Masters of Health Magazine March 2023 | Page 87

Suspicions &

Lessons Learned

by Steve Rees, Ret. RN, Harpist

After 3 years of turmoil and chaos, we are able to analyze the lessons learned from this whole pandemic experience. Much more information is available today than what we had at the beginning of this experience. Many peer reviewed studies are being published that demonstrate the truth of suspicions and beliefs that many of us had from the very beginning.

One of the first suspicions shared by many of the people that I was talking with at the time was that the pandemic was not the result of a natural wet market” transfer from animal to human.
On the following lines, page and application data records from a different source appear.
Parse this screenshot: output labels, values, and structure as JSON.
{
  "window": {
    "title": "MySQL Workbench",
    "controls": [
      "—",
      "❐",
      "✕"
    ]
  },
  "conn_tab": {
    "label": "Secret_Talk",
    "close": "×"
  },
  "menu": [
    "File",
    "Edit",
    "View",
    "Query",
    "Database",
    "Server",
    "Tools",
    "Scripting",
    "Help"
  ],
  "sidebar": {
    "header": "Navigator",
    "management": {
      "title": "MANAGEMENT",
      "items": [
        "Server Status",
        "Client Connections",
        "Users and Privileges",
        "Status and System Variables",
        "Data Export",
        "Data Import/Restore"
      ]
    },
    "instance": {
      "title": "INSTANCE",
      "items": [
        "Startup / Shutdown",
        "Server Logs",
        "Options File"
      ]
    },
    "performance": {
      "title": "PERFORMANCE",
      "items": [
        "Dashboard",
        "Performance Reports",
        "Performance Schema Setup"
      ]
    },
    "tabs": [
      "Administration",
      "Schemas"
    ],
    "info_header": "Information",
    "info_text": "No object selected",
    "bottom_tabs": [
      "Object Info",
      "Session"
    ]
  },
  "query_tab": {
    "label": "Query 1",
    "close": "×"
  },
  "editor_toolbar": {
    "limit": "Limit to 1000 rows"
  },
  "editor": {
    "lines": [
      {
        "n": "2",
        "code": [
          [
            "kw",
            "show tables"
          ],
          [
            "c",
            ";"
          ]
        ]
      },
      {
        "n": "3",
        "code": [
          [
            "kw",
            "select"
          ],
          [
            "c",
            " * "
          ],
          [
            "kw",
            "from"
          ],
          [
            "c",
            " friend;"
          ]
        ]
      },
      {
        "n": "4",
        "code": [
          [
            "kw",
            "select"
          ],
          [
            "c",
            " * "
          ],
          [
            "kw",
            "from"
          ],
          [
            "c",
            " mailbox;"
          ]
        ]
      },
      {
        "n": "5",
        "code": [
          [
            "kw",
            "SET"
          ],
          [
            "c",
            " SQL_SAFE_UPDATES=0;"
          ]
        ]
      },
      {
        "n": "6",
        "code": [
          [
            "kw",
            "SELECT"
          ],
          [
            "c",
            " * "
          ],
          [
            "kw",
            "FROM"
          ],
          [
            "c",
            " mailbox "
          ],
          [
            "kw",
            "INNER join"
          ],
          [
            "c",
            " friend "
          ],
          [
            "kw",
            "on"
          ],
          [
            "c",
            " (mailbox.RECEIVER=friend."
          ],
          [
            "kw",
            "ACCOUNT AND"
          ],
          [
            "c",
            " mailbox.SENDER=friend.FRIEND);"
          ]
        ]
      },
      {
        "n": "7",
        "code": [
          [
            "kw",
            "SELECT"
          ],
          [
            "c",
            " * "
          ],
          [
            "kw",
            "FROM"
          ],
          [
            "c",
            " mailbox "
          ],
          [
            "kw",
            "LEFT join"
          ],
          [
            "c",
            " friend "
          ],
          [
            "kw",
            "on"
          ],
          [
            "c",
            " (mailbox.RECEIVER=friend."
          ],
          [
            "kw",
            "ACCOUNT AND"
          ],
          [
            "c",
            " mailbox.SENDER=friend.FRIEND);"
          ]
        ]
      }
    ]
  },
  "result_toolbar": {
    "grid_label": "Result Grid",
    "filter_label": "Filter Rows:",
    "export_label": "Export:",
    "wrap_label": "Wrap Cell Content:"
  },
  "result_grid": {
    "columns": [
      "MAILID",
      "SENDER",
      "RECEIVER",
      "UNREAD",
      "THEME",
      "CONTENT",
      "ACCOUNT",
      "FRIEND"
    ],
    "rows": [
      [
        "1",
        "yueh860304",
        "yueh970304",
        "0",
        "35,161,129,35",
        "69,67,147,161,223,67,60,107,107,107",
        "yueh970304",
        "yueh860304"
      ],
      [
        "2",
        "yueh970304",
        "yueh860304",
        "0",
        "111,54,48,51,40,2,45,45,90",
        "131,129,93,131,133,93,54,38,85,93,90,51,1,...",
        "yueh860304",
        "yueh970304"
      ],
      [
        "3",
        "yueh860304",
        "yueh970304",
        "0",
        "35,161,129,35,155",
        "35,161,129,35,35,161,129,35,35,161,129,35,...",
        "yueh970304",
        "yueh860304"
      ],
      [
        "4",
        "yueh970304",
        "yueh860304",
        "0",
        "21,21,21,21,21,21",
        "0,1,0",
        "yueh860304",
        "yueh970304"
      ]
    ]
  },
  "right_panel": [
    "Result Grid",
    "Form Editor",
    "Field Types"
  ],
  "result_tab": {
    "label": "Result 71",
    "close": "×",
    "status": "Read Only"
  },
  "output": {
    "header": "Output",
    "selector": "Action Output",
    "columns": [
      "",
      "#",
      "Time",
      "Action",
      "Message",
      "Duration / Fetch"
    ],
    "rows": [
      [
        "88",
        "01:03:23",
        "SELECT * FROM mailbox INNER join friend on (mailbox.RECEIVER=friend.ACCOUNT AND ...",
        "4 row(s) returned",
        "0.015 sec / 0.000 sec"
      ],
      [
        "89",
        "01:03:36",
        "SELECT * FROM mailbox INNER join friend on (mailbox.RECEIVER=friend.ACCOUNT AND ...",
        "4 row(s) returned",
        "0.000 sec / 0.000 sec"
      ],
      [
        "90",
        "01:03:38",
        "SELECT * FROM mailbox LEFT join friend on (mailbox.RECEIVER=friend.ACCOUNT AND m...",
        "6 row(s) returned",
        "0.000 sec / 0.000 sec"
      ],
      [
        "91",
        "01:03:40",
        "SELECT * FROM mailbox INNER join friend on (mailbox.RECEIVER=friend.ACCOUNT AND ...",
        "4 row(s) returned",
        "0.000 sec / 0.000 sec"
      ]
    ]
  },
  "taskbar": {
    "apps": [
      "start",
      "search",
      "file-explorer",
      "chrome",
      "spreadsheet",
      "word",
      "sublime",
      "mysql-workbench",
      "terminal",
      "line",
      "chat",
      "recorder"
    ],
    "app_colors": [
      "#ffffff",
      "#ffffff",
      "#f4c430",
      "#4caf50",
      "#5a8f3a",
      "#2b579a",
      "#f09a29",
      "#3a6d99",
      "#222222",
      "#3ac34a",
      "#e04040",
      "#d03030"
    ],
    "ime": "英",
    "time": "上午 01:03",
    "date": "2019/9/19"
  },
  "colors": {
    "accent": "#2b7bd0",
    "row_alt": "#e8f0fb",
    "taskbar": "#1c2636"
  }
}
The first suspicion, which has now been verified, was that it was a lab leak from the Wuhan lab conducting gain of function” research. Although still denied by Dr. Fauci and others, the evidence is clear. With Dr. Fauci actually lying to congress, can we really trust anything that he says anymore?

The second suspicion was in regard to the use of masks as a counter measure to the spread of the infection. Although many studies were already available that demonstrated the ineffectiveness of the masks, especially the cheap surgical masks and cloth masks, the health officials proceeded to mandate their use as a universal application. Because fear was so propagated among the masses, these masks became a source of intimidation and virtue signaling that placed even greater barriers between those who wisely chose not to wear masks and those who blindly followed the authorities” who they believed should know better. Much of that blind faith still lingers today among a significant portion of the population.
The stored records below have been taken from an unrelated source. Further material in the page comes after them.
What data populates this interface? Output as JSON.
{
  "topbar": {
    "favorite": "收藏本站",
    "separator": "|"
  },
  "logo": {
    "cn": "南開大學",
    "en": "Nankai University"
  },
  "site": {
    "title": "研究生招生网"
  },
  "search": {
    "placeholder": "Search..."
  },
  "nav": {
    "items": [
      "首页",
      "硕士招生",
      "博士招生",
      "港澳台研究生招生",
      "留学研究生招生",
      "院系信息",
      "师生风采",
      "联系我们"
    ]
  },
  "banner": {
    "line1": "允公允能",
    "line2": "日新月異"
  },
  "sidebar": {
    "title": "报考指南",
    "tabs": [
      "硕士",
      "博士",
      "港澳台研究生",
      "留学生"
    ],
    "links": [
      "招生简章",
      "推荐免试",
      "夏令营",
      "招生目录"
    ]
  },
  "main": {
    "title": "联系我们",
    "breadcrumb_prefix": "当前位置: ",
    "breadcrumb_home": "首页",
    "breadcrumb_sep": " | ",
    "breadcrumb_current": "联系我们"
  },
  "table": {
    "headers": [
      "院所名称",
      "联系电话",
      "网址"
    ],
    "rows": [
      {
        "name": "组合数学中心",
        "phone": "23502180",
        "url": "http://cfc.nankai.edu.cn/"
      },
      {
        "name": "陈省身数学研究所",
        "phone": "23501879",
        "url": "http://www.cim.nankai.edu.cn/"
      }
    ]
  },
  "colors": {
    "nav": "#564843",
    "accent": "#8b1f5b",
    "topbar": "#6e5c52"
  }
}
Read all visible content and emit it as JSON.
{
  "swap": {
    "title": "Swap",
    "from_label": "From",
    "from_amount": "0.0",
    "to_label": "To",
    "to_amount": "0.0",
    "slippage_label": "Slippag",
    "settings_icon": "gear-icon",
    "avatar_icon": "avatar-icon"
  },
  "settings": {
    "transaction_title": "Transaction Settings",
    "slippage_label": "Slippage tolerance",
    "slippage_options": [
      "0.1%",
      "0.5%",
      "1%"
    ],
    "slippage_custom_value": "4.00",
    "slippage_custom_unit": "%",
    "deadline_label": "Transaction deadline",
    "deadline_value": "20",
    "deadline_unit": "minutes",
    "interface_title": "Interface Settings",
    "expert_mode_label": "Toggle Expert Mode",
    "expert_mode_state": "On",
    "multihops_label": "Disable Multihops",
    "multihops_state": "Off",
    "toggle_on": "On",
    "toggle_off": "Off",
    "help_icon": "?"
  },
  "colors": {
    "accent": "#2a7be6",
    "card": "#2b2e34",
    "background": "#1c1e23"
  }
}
The belief that these masks would somehow serve to slow down the spread of the pandemic was further thwarted by the fact that few people actually fitted the masks properly or changed them at acceptable intervals or discarded them appropriately. Now, three years later, further studies recently published have verified that the masks did nothing to change the course of the pandemic.
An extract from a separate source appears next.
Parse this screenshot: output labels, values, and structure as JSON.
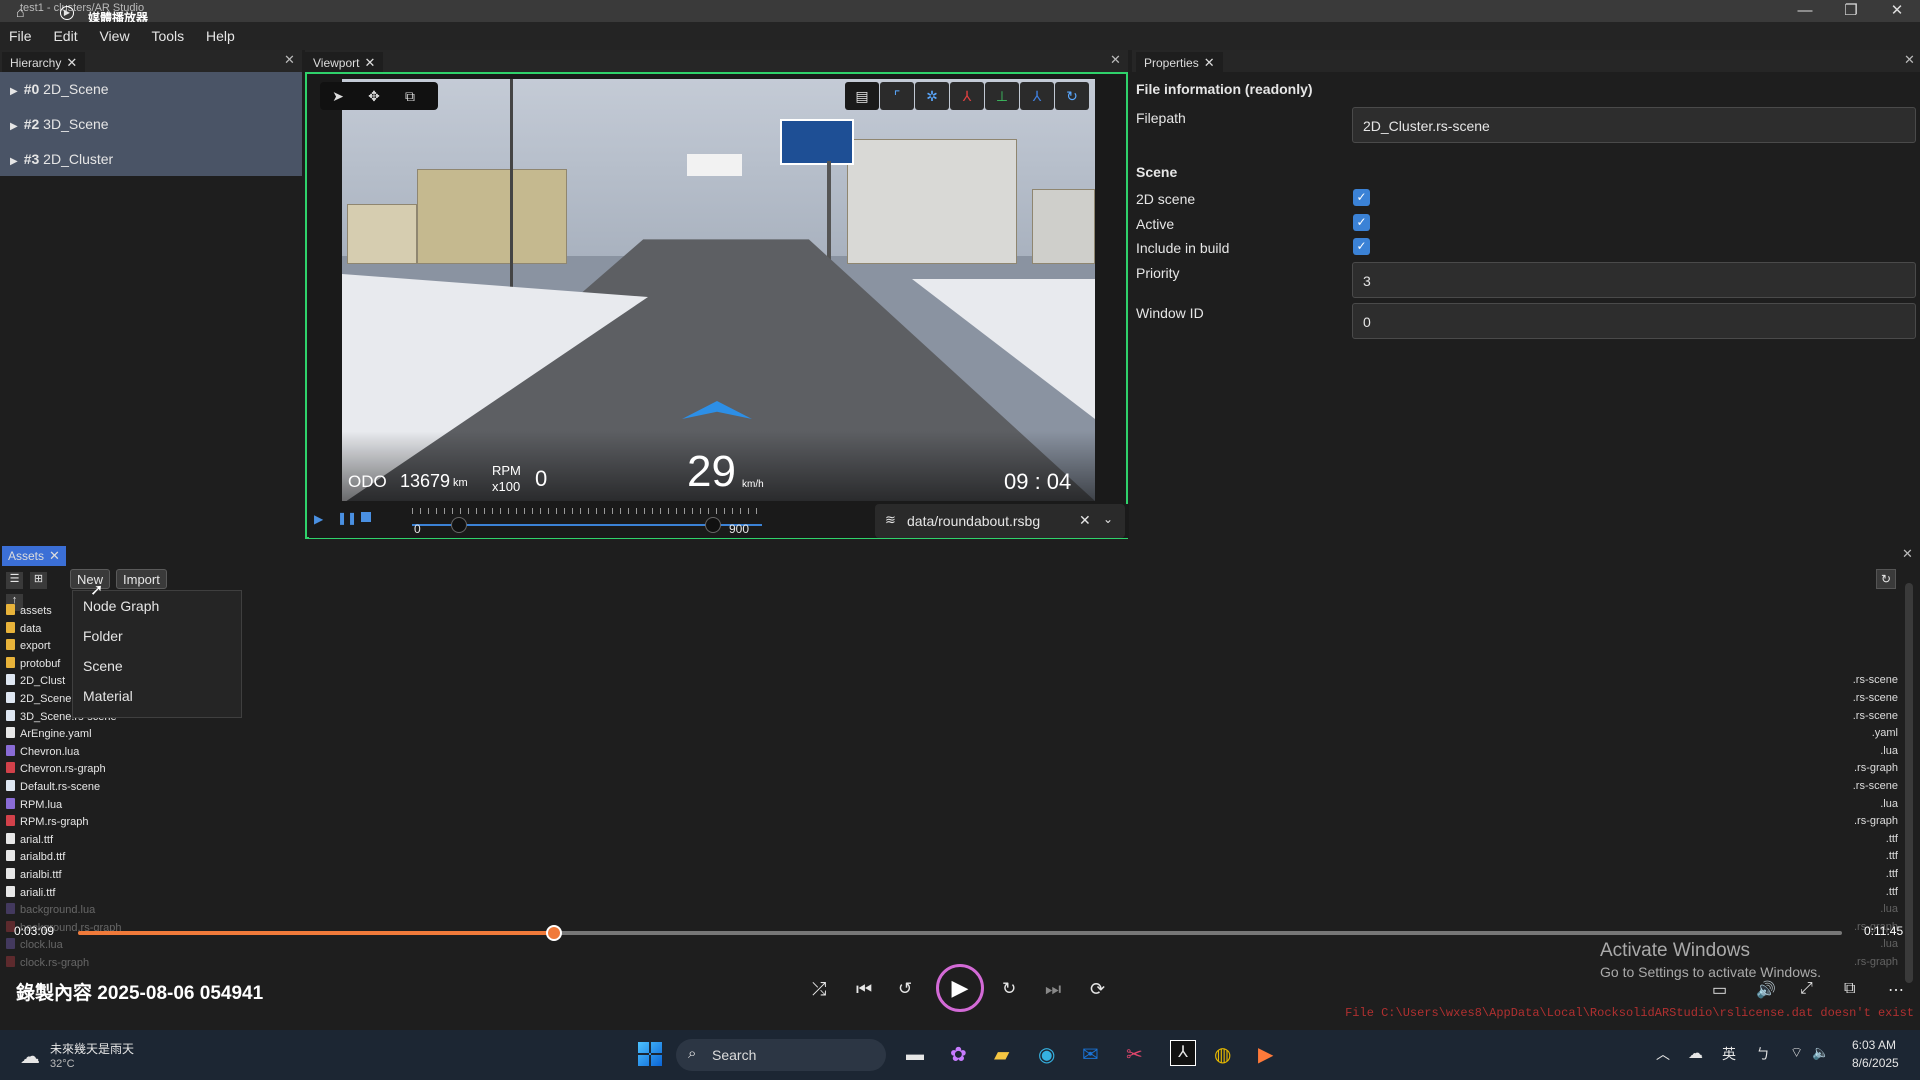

I hesitate to use the word pandemic” because the course of these past 3 years does not fit the definition of the word pandemic.” The numbers required to qualify for the use of that term just never materialized.  I am using it in this article, because it gives a name to the experience that we all have been subjected to.

Another mistake that occurred early on was to accept the computer modeling by Dr. Ferguson et. al. from the UK that grossly overestimated the rate of transmission and death. Later as the pandemic unfolded, it became clear that their estimates were grossly out of touch with the reality of the disease.

The third suspicion that I shared with my cohorts was that the PCR testing being used to verify infection rates was grossly over sensitized by ramping the cycles way past the cycles recommended by the developer of the test.

The developer further did not recommend this test for diagnostic purposes for the CV-19. Yet, all that was disregarded, and a false narrative was developed over tracking positive test results rather than following people who actually manifested symptoms of the viral infection. It actually became a case-demic” instead of a pandemic.